It's always a relief to dispense with naturalism. My mind's focus falls repeatedly on the principle elements of abstract drawing :- line, contrast, spatial relations, tone etc. that is where my interest really lies, puzzling it out, playing. There are certain advantages to allowing drawing to become more stylised, despite the consequent problems of neatness and designs that can become over-worked and overly detailed. Using a botanical theme lends itself to playing with improvised forms which can exist purely to look peculiar rather than pretty. Luckily there is plenty in nature that fits that category.
The best way of countering this static quality is by keeping the composition dynamic. What works for larger, gestural drawings, serves also for smaller intense works - introducing strong elements that expressly refer to the edges of the white paper, which then require careful negotiation.
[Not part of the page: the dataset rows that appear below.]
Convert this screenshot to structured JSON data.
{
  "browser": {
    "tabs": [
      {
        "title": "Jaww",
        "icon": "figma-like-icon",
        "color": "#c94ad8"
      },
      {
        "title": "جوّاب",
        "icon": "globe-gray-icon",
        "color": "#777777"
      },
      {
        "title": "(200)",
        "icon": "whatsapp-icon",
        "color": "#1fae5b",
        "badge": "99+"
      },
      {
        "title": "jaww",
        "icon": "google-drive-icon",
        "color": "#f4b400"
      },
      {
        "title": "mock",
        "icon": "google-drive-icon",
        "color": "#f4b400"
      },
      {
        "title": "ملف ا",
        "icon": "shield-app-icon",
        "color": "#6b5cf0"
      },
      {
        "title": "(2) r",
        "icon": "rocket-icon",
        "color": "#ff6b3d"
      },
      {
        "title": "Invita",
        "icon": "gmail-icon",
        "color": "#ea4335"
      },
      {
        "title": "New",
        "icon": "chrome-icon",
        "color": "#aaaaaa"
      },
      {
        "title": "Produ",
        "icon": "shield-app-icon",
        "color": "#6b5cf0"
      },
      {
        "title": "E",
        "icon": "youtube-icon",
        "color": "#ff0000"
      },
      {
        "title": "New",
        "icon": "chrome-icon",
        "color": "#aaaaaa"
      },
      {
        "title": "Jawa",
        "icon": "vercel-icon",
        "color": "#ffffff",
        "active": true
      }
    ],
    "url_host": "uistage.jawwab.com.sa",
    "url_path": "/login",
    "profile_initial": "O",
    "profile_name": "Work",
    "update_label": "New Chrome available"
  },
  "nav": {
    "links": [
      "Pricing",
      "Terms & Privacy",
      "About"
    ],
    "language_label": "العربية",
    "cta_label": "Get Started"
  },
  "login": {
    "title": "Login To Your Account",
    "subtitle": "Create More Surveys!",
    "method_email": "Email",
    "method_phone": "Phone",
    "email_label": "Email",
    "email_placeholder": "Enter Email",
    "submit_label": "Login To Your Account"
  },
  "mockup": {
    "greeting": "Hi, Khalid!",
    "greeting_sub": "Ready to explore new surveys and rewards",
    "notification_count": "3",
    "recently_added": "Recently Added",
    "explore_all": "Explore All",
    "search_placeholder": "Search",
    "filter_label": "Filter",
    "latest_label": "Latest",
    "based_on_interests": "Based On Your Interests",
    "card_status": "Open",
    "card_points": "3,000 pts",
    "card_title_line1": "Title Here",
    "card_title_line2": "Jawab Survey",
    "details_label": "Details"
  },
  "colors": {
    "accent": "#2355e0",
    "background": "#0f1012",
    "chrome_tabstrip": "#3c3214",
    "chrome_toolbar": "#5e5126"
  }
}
A bold initial move also seems to thwart any reluctance in approaching the snowy wasteland of the paper.
As someone who loves drawing, I found this a fascinating watch!